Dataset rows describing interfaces
-- -- --

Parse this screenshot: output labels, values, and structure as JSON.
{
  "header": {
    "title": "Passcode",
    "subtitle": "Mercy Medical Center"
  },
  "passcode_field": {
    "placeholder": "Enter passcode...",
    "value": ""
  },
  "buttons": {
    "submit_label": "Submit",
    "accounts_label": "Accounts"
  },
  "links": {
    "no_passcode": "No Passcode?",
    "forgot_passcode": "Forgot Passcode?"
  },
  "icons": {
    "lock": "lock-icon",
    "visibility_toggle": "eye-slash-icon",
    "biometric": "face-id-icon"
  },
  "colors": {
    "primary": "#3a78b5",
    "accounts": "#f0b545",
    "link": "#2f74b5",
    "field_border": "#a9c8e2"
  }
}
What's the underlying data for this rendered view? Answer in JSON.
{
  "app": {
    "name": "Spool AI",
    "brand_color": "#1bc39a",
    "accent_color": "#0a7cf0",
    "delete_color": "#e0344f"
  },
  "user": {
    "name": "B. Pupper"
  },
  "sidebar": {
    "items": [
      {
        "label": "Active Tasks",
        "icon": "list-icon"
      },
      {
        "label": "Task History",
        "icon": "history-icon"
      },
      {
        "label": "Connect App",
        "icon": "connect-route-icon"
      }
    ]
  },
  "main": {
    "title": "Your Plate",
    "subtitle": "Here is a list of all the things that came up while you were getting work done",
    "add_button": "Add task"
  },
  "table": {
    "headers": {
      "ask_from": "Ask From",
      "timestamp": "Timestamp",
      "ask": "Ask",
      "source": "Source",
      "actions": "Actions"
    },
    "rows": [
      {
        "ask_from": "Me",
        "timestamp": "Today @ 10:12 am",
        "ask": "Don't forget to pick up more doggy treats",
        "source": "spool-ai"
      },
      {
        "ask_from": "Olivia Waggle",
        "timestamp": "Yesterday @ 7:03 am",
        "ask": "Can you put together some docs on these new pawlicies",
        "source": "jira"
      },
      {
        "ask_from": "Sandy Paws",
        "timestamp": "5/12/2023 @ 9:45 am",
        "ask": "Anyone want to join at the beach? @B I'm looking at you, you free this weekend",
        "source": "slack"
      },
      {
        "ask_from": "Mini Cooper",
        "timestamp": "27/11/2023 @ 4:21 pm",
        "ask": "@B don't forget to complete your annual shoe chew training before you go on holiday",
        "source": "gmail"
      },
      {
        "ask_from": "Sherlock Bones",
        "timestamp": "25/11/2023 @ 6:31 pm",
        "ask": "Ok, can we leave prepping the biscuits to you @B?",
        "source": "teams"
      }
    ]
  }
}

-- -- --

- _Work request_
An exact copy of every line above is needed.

- _The answer_
Parse this screenshot: output labels, values, and structure as JSON.
{
  "header": {
    "title": "Passcode",
    "subtitle": "Mercy Medical Center"
  },
  "passcode_field": {
    "placeholder": "Enter passcode...",
    "value": ""
  },
  "buttons": {
    "submit_label": "Submit",
    "accounts_label": "Accounts"
  },
  "links": {
    "no_passcode": "No Passcode?",
    "forgot_passcode": "Forgot Passcode?"
  },
  "icons": {
    "lock": "lock-icon",
    "visibility_toggle": "eye-slash-icon",
    "biometric": "face-id-icon"
  },
  "colors": {
    "primary": "#3a78b5",
    "accounts": "#f0b545",
    "link": "#2f74b5",
    "field_border": "#a9c8e2"
  }
}
What's the underlying data for this rendered view? Answer in JSON.
{
  "app": {
    "name": "Spool AI",
    "brand_color": "#1bc39a",
    "accent_color": "#0a7cf0",
    "delete_color": "#e0344f"
  },
  "user": {
    "name": "B. Pupper"
  },
  "sidebar": {
    "items": [
      {
        "label": "Active Tasks",
        "icon": "list-icon"
      },
      {
        "label": "Task History",
        "icon": "history-icon"
      },
      {
        "label": "Connect App",
        "icon": "connect-route-icon"
      }
    ]
  },
  "main": {
    "title": "Your Plate",
    "subtitle": "Here is a list of all the things that came up while you were getting work done",
    "add_button": "Add task"
  },
  "table": {
    "headers": {
      "ask_from": "Ask From",
      "timestamp": "Timestamp",
      "ask": "Ask",
      "source": "Source",
      "actions": "Actions"
    },
    "rows": [
      {
        "ask_from": "Me",
        "timestamp": "Today @ 10:12 am",
        "ask": "Don't forget to pick up more doggy treats",
        "source": "spool-ai"
      },
      {
        "ask_from": "Olivia Waggle",
        "timestamp": "Yesterday @ 7:03 am",
        "ask": "Can you put together some docs on these new pawlicies",
        "source": "jira"
      },
      {
        "ask_from": "Sandy Paws",
        "timestamp": "5/12/2023 @ 9:45 am",
        "ask": "Anyone want to join at the beach? @B I'm looking at you, you free this weekend",
        "source": "slack"
      },
      {
        "ask_from": "Mini Cooper",
        "timestamp": "27/11/2023 @ 4:21 pm",
        "ask": "@B don't forget to complete your annual shoe chew training before you go on holiday",
        "source": "gmail"
      },
      {
        "ask_from": "Sherlock Bones",
        "timestamp": "25/11/2023 @ 6:31 pm",
        "ask": "Ok, can we leave prepping the biscuits to you @B?",
        "source": "teams"
      }
    ]
  }
}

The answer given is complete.